I agreed. It wasn’t easy. My mind wandered. I wanted to make jokes to ease the tension. But instead I chose to be quiet and just be with her as deeply as possible.
At the end of the evening Alice gave me a big hug and thanked me enthusiastically. She called me the next day to say that she was feeling encouraged and that our time together was just what she needed.
Being Present and Listening
I’m grateful to Alice, because this evening helped me add the option of just being present without advising or coaching to my repertoire. It’s helped me to become a better professional coach, facilitator, mentor, friend, and husband.
Now when clients or friends come to me with an issue or problem, I offer them this choice: “Would you like me to just be present and listen, or shall I ask you facilitative questions to help you figure it out for yourself, or do you want me to tell you what to do?”
People love being presented with these options. Even when they opt for advice, I usually listen carefully first and ask them some questions to help clarify the challenge.
And it’s also wonderful to know that you can ask someone to listen to you and just be present when you need it.
Copyright ©2017 by Michael J. Gelb.
Reprinted with permission from New World Library
The Art of Connection: 7 Relationship-Building Skills Every Leader Needs Now
by Michael J. Gelb.
These days, it’s often easier to avoid face-to-face contact in favor of technological shortcuts. But as Michael Gelb argues in this compelling, entertaining book, the meaningful relationships that come from real interaction are the key to creating innovative ideas and solving our most intractable problems. In The Art of Connection, Gelb offers readers seven methods of developing this essential rapport in their professional and personal lives.
About the Author
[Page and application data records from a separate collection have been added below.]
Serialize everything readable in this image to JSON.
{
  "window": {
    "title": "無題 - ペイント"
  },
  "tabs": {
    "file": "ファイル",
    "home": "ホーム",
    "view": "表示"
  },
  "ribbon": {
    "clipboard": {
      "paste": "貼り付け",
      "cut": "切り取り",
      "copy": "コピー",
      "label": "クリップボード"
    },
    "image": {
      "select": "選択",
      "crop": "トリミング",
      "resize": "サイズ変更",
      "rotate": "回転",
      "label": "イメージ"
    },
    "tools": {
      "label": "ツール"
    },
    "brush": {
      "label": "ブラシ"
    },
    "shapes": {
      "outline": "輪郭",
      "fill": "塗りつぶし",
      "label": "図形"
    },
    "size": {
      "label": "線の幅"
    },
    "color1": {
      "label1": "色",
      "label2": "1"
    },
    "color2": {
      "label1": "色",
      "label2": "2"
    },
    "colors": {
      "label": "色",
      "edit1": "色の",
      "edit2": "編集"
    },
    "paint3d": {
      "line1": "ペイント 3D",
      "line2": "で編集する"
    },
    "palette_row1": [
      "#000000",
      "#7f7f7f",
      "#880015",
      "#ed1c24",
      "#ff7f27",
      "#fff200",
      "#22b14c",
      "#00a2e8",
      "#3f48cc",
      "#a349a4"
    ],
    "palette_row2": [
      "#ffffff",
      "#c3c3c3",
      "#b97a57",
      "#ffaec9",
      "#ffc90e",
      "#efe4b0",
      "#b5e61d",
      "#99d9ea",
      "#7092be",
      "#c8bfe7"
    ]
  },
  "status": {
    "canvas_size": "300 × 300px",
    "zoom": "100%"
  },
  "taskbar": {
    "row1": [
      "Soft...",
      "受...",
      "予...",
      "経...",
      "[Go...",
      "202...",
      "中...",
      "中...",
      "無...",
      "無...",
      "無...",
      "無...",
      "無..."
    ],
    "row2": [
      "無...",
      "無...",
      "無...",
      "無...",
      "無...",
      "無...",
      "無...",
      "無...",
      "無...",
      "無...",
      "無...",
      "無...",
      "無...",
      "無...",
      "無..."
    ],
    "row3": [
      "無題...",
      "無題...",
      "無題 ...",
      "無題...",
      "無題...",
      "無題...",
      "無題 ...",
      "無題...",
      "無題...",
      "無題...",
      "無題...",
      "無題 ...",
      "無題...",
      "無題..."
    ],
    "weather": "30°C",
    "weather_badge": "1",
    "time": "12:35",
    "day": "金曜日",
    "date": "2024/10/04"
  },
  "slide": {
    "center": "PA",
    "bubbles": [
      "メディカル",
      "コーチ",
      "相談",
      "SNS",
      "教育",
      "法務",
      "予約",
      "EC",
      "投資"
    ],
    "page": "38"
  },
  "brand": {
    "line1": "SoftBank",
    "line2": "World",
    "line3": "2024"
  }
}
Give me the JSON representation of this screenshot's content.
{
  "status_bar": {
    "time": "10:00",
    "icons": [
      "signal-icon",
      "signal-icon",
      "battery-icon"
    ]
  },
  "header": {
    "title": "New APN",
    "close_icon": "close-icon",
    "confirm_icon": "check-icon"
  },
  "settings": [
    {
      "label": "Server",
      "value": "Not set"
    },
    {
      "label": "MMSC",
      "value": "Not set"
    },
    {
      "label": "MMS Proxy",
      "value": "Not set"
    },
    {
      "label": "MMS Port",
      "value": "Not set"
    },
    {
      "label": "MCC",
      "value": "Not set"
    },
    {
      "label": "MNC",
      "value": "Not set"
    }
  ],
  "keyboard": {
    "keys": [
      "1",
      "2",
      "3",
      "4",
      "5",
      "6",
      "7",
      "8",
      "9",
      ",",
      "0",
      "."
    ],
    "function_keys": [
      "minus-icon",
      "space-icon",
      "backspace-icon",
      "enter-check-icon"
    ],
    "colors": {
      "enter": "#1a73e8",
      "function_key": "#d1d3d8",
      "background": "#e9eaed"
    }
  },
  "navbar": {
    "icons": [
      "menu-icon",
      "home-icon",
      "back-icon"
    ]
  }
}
Michael J. Gelb is the author of The Art of Connection and has pioneered the fields of creative thinking, accelerated learning, and innovative leadership. He leads seminars for organizations such as DuPont, Merck, Microsoft, Nike, Raytheon, and the University of Virginia’s Darden School of Business. He is the coauthor of Brain Power and author of How to Think Like Leonardo da Vinci and several other bestsellers. His website is www.MichaelGelb.com